The beginning of a new year is a great time to focus on organizing your life. The thing is, you don’t have to wait until January 1st to get started! These tips are ideal for helping you organize your home and life for a wonderful and productive new year.
Tackle clutter and disarray now rather than waiting another couple months to work it all out on the first of January. If you want to properly organize your life, it actually begins with tackling little tasks each day. Here are 6 tips on How to Organize Your Life for the New Year to make it an easy process.
How to Organize Your Life for the New Year
1. Make a plan. Take a look at your home, car, and any other location you want neat and orderly to help organize your life. What can you get started on right now? Perhaps a certain room in the home? Or your vehicle? Developing a plan of attack will help you get organized as we go into the holiday season.
I recommend making a standard to-do list.
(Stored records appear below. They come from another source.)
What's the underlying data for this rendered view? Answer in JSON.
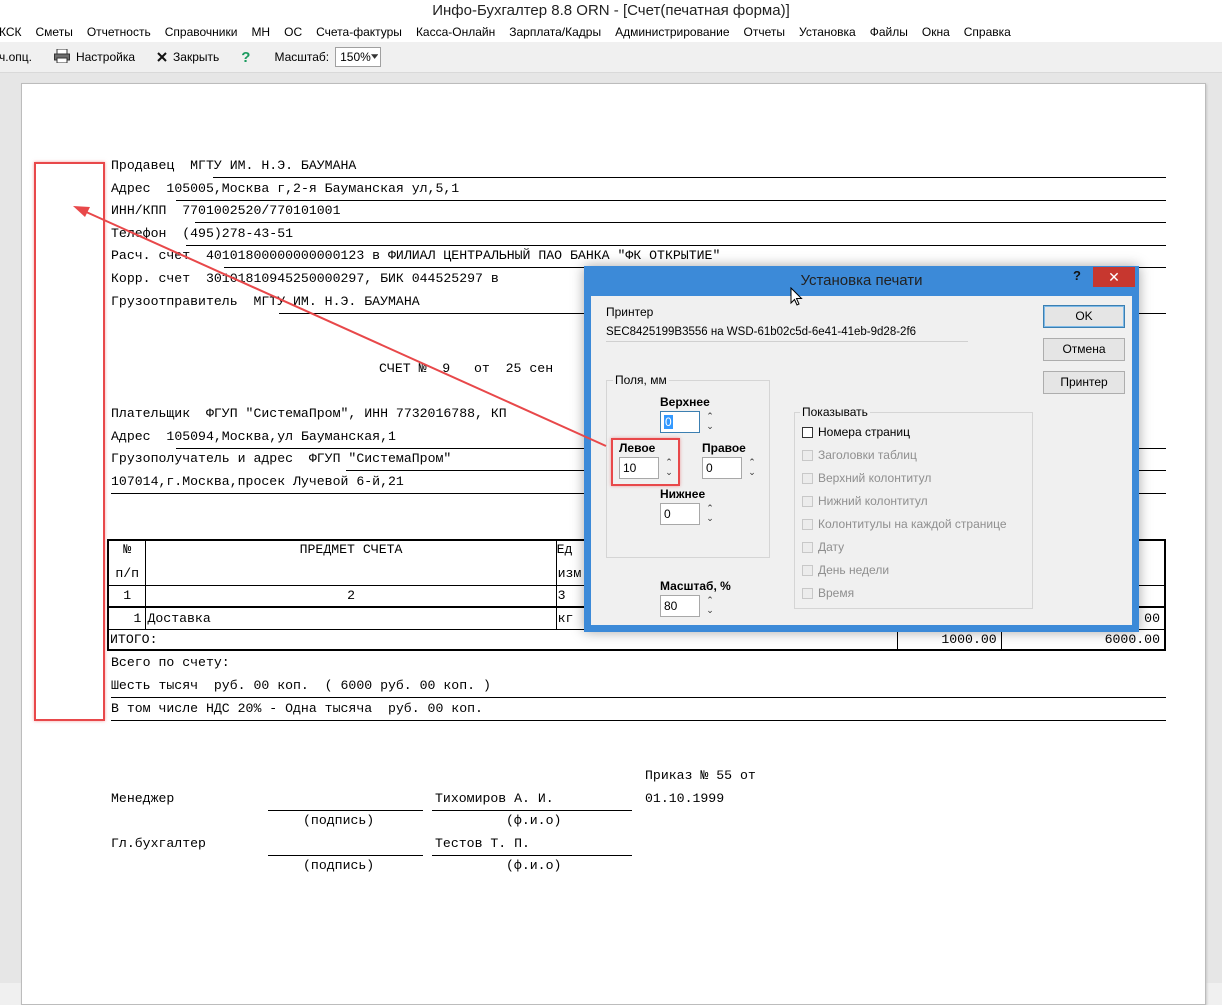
{
  "window": {
    "title": "Инфо-Бухгалтер 8.8   ORN    - [Счет(печатная форма)]"
  },
  "menu": [
    "КСК",
    "Сметы",
    "Отчетность",
    "Справочники",
    "МН",
    "ОС",
    "Счета-фактуры",
    "Касса-Онлайн",
    "Зарплата/Кадры",
    "Администрирование",
    "Отчеты",
    "Установка",
    "Файлы",
    "Окна",
    "Справка"
  ],
  "toolbar": {
    "opts_label": "ч.опц.",
    "settings_label": "Настройка",
    "close_label": "Закрыть",
    "help_glyph": "?",
    "zoom_label": "Масштаб:",
    "zoom_value": "150%"
  },
  "invoice": {
    "seller_label": "Продавец",
    "seller_value": "МГТУ ИМ. Н.Э. БАУМАНА",
    "address_label": "Адрес",
    "seller_address": "105005,Москва г,2-я Бауманская ул,5,1",
    "inn_label": "ИНН/КПП",
    "seller_inn": "7701002520/770101001",
    "phone_label": "Телефон",
    "seller_phone": "(495)278-43-51",
    "account_label": "Расч. счет",
    "seller_account": "40101800000000000123 в ФИЛИАЛ ЦЕНТРАЛЬНЫЙ ПАО БАНКА \"ФК ОТКРЫТИЕ\"",
    "corr_label": "Корр. счет",
    "seller_corr": "30101810945250000297, БИК 044525297 в",
    "shipper_label": "Грузоотправитель",
    "shipper_value": "МГТУ ИМ. Н.Э. БАУМАНА",
    "title": "СЧЕТ №  9   от  25 сен",
    "payer_label": "Плательщик",
    "payer_value": "ФГУП \"СистемаПром\", ИНН 7732016788, КП",
    "payer_address_label": "Адрес",
    "payer_address": "105094,Москва,ул Бауманская,1",
    "consignee_label": "Грузополучатель и адрес",
    "consignee_value": "ФГУП \"СистемаПром\"",
    "consignee_address": "107014,г.Москва,просек Лучевой 6-й,21",
    "table": {
      "h_no_1": "№",
      "h_no_2": "п/п",
      "h_subject": "ПРЕДМЕТ СЧЕТА",
      "h_unit_1": "Ед",
      "h_unit_2": "изм",
      "n1": "1",
      "n2": "2",
      "n3": "3",
      "row_no": "1",
      "row_name": "Доставка",
      "row_unit": "кг",
      "row_tail": "00",
      "total_label": "ИТОГО:",
      "total_vat": "1000.00",
      "total_sum": "6000.00"
    },
    "total_line": "Всего по счету:",
    "total_words": "Шесть тысяч  руб. 00 коп.  ( 6000 руб. 00 коп. )",
    "vat_line": "В том числе НДС 20% - Одна тысяча  руб. 00 коп.",
    "order_line1": "Приказ № 55 от",
    "order_line2": "01.10.1999",
    "manager_label": "Менеджер",
    "manager_name": "Тихомиров А. И.",
    "sign_caption": "(подпись)",
    "fio_caption": "(ф.и.о)",
    "accountant_label": "Гл.бухгалтер",
    "accountant_name": "Тестов Т. П."
  },
  "dialog": {
    "title": "Установка печати",
    "help": "?",
    "close": "✕",
    "printer_label": "Принтер",
    "printer_value": "SEC8425199B3556 на WSD-61b02c5d-6e41-41eb-9d28-2f6",
    "margins_group": "Поля, мм",
    "top_label": "Верхнее",
    "top_value": "0",
    "left_label": "Левое",
    "left_value": "10",
    "right_label": "Правое",
    "right_value": "0",
    "bottom_label": "Нижнее",
    "bottom_value": "0",
    "scale_label": "Масштаб, %",
    "scale_value": "80",
    "ok": "OK",
    "cancel": "Отмена",
    "printer_button": "Принтер",
    "show_group": "Показывать",
    "show_options": [
      {
        "label": "Номера страниц",
        "enabled": true
      },
      {
        "label": "Заголовки таблиц",
        "enabled": false
      },
      {
        "label": "Верхний колонтитул",
        "enabled": false
      },
      {
        "label": "Нижний колонтитул",
        "enabled": false
      },
      {
        "label": "Колонтитулы на каждой странице",
        "enabled": false
      },
      {
        "label": "Дату",
        "enabled": false
      },
      {
        "label": "День недели",
        "enabled": false
      },
      {
        "label": "Время",
        "enabled": false
      }
    ]
  },
  "colors": {
    "highlight": "#e8484a",
    "dialog_border": "#3c8ad8",
    "close_button": "#c7372f"
  }
}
You can do this with pen and paper, in a bullet journal, or on a chalkboard or dry erase board for everyone to see easily in order to help you manage to make it happen.
2. Sift through the paper clutter. There are likely mounds of junk mail, bills, school papers and more on your family desk. Sort through these papers and only keep what is necessary. Select a few of your favorite pieces of schoolwork your child has brought home and place it in a folder or small tote box. Place this in your child’s closet for safe keeping.
Use a file box for bills that are due or have just been paid. At the end of the year, transfer these bills to the trash or a shoe box you can store in your closet. Try not to keep bills more than 5 years to reduce your clutter. You can use a paper shredder to destroy them after the 5 years has passed. If you really want to know how to organize your life, keeping your paperwork in order will make a number of things in your daily life easier to manage.
3. Store information on the computer. It’s nice to have paper copies of calendars, schedules, and other important documents. However, this can create a lot of disorganization in your home. The more you can track and record on your computer, the better off you will be! You can set up spreadsheets for your finances, and use a Google calendar for your family’s activities and events.
As you can see, being able to organize your life for the new year is easy to manage. You simply need to focus on one thing at a time and go slowly so you don’t get overwhelmed.
4. Take a look at the closets. Go through all the clothing in the closets. As you hang them back up, categorize them by type. Hang all the shirts together, then jeans, then sweaters, then jackets. Access what’s on the floor of your closets too.
For shoes, a tote box on the floor of the closet can keep them from being scattered. Shoe racks are a possibility too. In the hall closet, store no more than one blanket for each family member. This can also be where you hang coats (no more than two per family member to keep them organized).
5. Tackle the toy box. Many children have way too many toys, and if you add the Christmas gifts in on top of them, it can cause utter chaos! Sort through your children’s belongings now, before the new toys start flowing in.
Trash any broken toys, and donate the ones your kids no longer enjoy playing with. Consider separating different kinds of toys to make clean up easier. LEGOs can all go in their own plastic storage container. A bookshelf will hold all your child’s reading material, along with larger cars and balls.
6. Clean out the junk drawer. Almost every home has one…you know the one. The drawer you stuff take-out menus, extra batteries, straws, and everything else that doesn’t have a home. This is likely to be in the kitchen, but it may be a desk drawer or dresser drawer too.
Pull everything out of the drawer and assess what’s inside. Toss out anything you no longer need like old receipts. File the recipes, menus, and other paper items in a small binder, which will fit back into the drawer. Use small baskets or drawer organizers to hold the tiny odds and ends rolling around in the drawer.